New Logo

With the new century, and with 57 successful years behind it, the Society has created a new logo to reflect its unique character and mission, and to mark its distinctiveness in a highly visual way useful for the digital age.

History of the Society Logo

The Society was formed in 1960. A logo was developed at that time that includes an image of the State of Arkansas, an arrowhead, a shovel, a notebook and a quill pen. This logo was typical of the time and has served the organization well. Later, it was modified, adding the words “Arkansas Archeological Society” around the original logo to clarify the meaning of “AAS.” Many organizations have similar logos, using images like artifacts and shovels or the outline of a state as part of the design, and a circular border.

Older Logo                   Old logo

Original Society logo                                                                                     Second Society logo

As archeology moves into the 21st Century, the Executive Committee of the Arkansas Archeological Society decided it was time to develop a new, unique logo that is graphic, meaningful, and will withstand the test of time. Many ideas for the main image were suggested and hashed out. The committee searched for an image associated with Arkansas history (or that had some Arkansas connection). The goal was to find something that could not be confused with any other organization or company inside or outside of Arkansas. Several ideas were brought up for images from across the state, including the idea of using an image from Native American rock art. Rock art offers a variety of images to choose from. After much deliberation, the Executive Committee selected the double nested diamond motif. This motif comes from site 3CN20 located near Morrilton. It is one of several geometric motifs used in pictographs and petroglyphs on bluff faces, cave walls, and large boulders by some of the first Arkansans.
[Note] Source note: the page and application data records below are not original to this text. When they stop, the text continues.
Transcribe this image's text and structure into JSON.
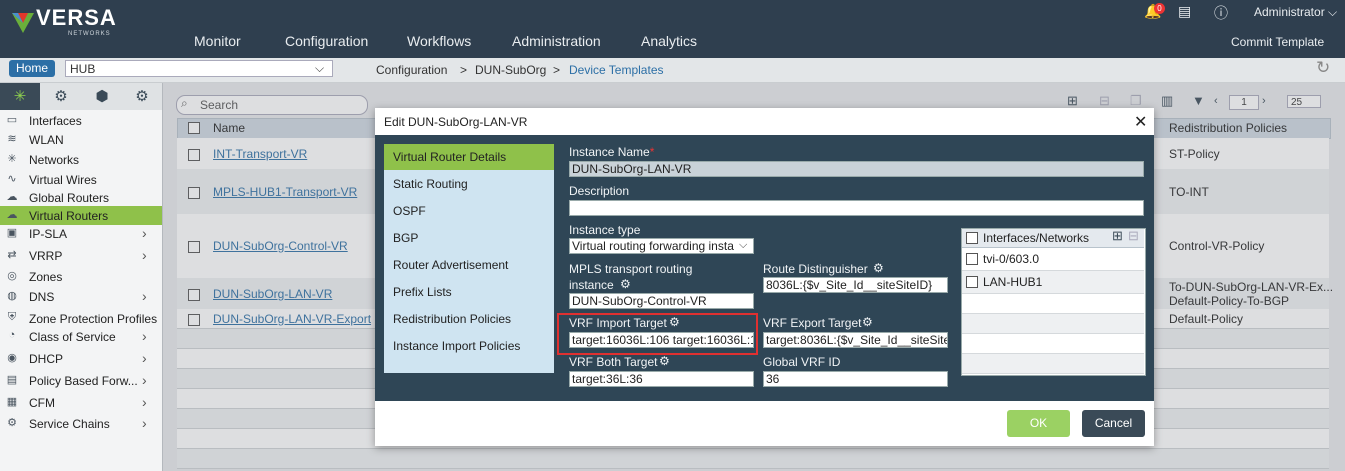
{
  "app": {
    "brand": "VERSA",
    "brand_sub": "NETWORKS",
    "notification_count": "0",
    "user": "Administrator",
    "commit": "Commit Template",
    "nav": [
      "Monitor",
      "Configuration",
      "Workflows",
      "Administration",
      "Analytics"
    ]
  },
  "breadcrumb": {
    "home": "Home",
    "org": "HUB",
    "path1": "Configuration",
    "sep": ">",
    "path2": "DUN-SubOrg",
    "path3": "Device Templates"
  },
  "sidebar": {
    "items": [
      {
        "label": "Interfaces",
        "icon": "interfaces-icon"
      },
      {
        "label": "WLAN",
        "icon": "wifi-icon"
      },
      {
        "label": "Networks",
        "icon": "network-icon"
      },
      {
        "label": "Virtual Wires",
        "icon": "wire-icon"
      },
      {
        "label": "Global Routers",
        "icon": "router-icon"
      },
      {
        "label": "Virtual Routers",
        "icon": "router-icon",
        "active": true
      },
      {
        "label": "IP-SLA",
        "icon": "sla-icon"
      },
      {
        "label": "VRRP",
        "icon": "vrrp-icon"
      },
      {
        "label": "Zones",
        "icon": "zones-icon"
      },
      {
        "label": "DNS",
        "icon": "dns-icon"
      },
      {
        "label": "Zone Protection Profiles",
        "icon": "shield-icon"
      },
      {
        "label": "Class of Service",
        "icon": "cos-icon"
      },
      {
        "label": "DHCP",
        "icon": "dhcp-icon"
      },
      {
        "label": "Policy Based Forw...",
        "icon": "pbf-icon"
      },
      {
        "label": "CFM",
        "icon": "cfm-icon"
      },
      {
        "label": "Service Chains",
        "icon": "gear-icon"
      }
    ]
  },
  "table": {
    "search_placeholder": "Search",
    "page": "1",
    "page_size": "25",
    "col_name": "Name",
    "col_redist": "Redistribution Policies",
    "rows": [
      {
        "name": "INT-Transport-VR",
        "redist": "ST-Policy",
        "redist2": ""
      },
      {
        "name": "MPLS-HUB1-Transport-VR",
        "redist": "TO-INT",
        "redist2": ""
      },
      {
        "name": "DUN-SubOrg-Control-VR",
        "redist": "Control-VR-Policy",
        "redist2": ""
      },
      {
        "name": "DUN-SubOrg-LAN-VR",
        "redist": "To-DUN-SubOrg-LAN-VR-Ex...",
        "redist2": "Default-Policy-To-BGP"
      },
      {
        "name": "DUN-SubOrg-LAN-VR-Export",
        "redist": "Default-Policy",
        "redist2": ""
      }
    ]
  },
  "modal": {
    "title": "Edit DUN-SubOrg-LAN-VR",
    "menu": [
      "Virtual Router Details",
      "Static Routing",
      "OSPF",
      "BGP",
      "Router Advertisement",
      "Prefix Lists",
      "Redistribution Policies",
      "Instance Import Policies"
    ],
    "instance_name_label": "Instance Name",
    "instance_name": "DUN-SubOrg-LAN-VR",
    "description_label": "Description",
    "description": "",
    "instance_type_label": "Instance type",
    "instance_type": "Virtual routing forwarding insta",
    "mpls_label_1": "MPLS transport routing",
    "mpls_label_2": "instance",
    "mpls_value": "DUN-SubOrg-Control-VR",
    "rd_label": "Route Distinguisher",
    "rd_value": "8036L:{$v_Site_Id__siteSiteID}",
    "vrf_import_label": "VRF Import Target",
    "vrf_import_value": "target:16036L:106 target:16036L:10",
    "vrf_export_label": "VRF Export Target",
    "vrf_export_value": "target:8036L:{$v_Site_Id__siteSiteID",
    "vrf_both_label": "VRF Both Target",
    "vrf_both_value": "target:36L:36",
    "global_vrf_label": "Global VRF ID",
    "global_vrf_value": "36",
    "interfaces_header": "Interfaces/Networks",
    "interfaces": [
      "tvi-0/603.0",
      "LAN-HUB1"
    ],
    "ok": "OK",
    "cancel": "Cancel"
  },
  "colors": {
    "header_bg": "#2f3f4f",
    "accent_green": "#8fc14a",
    "link_blue": "#2c6fa6",
    "highlight_red": "#e03030"
  }
}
Rock art logo

New logo inspiration

Geometric shapes offer clean lines and have simple, recognizable forms. Several of the Executive Committee members tried their hands at coming up with a rendition of the double nested diamond motif, which was then sent to a graphic designer to refine and add texture reminiscent of stone and paint.

New logo

New Society logo

Geometric shapes can hold a variety of meanings according to the culture or individual viewing or using the shapes. We do not know exactly what the Indians who created this image intended it to mean, but we can respect it as an artistic symbol created by people who inhabited this land in previous centuries and whose material culture we often work to study and preserve. For the Society, diamonds also provide other connections with Arkansas. Before Arkansas was “The Natural State,” it was “The Diamond State.” A diamond is still visible on some Arkansas license plates and is the dominant shape on Arkansas’s state flag. The double nested diamonds can also symbolize the organization itself and the unique relationship the Society has with the Arkansas Archeological Survey. For example, looking at the top diamond, the outer diamond might be the Society, the middle diamond the Survey and the center diamond the individual. Moving to the bottom diamond, the outer diamond would be the Survey, the middle diamond the Society and the center diamond, again, the individual. Thus, the image can symbolize the closeness with which the two organizations work together, relying on the individual members of both groups to achieve common goals of protecting and preserving sites, conducting proper research, and sharing information with the citizens of Arkansas. The font used to complete the new design was selected for its nice lines and curves and for the dots on the “i” that have a slight diamond shape. The structure of the logo retains the traditional “AAS.”


These are the reasons that the Executive Committee selected the double nested diamond for the new Arkansas Archeological Society logo. Members of the Society nationwide and the citizens of Arkansas will begin seeing this logo used on all aspects of the Society’s activities and publications. The Executive Committee has worked very hard on this new identity and hopes that members and other interested individuals will support this change.